▶ Work instruction: Wherever the word "open" turns up in a line of the entries, copy that line.

───── Listed entries

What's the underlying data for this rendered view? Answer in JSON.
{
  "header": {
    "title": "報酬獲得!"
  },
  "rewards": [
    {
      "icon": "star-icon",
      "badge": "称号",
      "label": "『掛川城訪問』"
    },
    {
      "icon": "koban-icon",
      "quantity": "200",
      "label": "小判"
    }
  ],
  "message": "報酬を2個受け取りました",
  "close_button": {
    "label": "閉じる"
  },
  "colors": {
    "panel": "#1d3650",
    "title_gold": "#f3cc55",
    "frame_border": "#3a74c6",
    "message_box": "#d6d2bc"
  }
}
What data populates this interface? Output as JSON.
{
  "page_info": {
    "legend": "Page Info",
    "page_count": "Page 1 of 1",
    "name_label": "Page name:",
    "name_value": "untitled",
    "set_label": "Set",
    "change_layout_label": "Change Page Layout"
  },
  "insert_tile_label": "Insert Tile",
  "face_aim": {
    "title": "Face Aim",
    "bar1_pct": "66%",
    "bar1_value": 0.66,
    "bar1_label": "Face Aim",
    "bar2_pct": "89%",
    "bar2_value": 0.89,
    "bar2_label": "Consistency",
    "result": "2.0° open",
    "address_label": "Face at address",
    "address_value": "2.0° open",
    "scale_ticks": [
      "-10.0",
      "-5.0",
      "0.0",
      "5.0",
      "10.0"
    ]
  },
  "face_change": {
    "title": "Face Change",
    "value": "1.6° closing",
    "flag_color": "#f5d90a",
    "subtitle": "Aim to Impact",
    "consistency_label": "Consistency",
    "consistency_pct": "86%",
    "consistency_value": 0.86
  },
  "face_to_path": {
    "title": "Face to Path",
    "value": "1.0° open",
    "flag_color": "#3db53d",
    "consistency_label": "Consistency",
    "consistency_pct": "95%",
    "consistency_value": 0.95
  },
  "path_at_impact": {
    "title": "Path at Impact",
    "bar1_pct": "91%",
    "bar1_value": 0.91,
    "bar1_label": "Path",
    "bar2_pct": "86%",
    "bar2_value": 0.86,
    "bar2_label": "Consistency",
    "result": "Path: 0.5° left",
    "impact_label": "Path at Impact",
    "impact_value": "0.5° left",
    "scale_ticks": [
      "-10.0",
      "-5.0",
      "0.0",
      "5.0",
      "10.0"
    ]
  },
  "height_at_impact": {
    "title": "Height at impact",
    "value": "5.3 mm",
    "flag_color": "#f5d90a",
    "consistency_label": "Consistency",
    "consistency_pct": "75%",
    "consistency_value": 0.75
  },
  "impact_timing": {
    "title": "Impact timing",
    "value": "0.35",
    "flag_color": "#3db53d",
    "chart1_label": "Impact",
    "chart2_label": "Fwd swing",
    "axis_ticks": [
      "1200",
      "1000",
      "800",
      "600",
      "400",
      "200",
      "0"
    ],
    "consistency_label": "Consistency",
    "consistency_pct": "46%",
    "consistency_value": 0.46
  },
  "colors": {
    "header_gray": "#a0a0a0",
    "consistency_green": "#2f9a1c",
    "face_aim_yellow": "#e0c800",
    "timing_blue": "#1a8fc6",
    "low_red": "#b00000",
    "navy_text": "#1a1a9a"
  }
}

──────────

▶ Solution for this exercise:
    "result": "2.0° open",
    "address_value": "2.0° open",
    "value": "1.0° open",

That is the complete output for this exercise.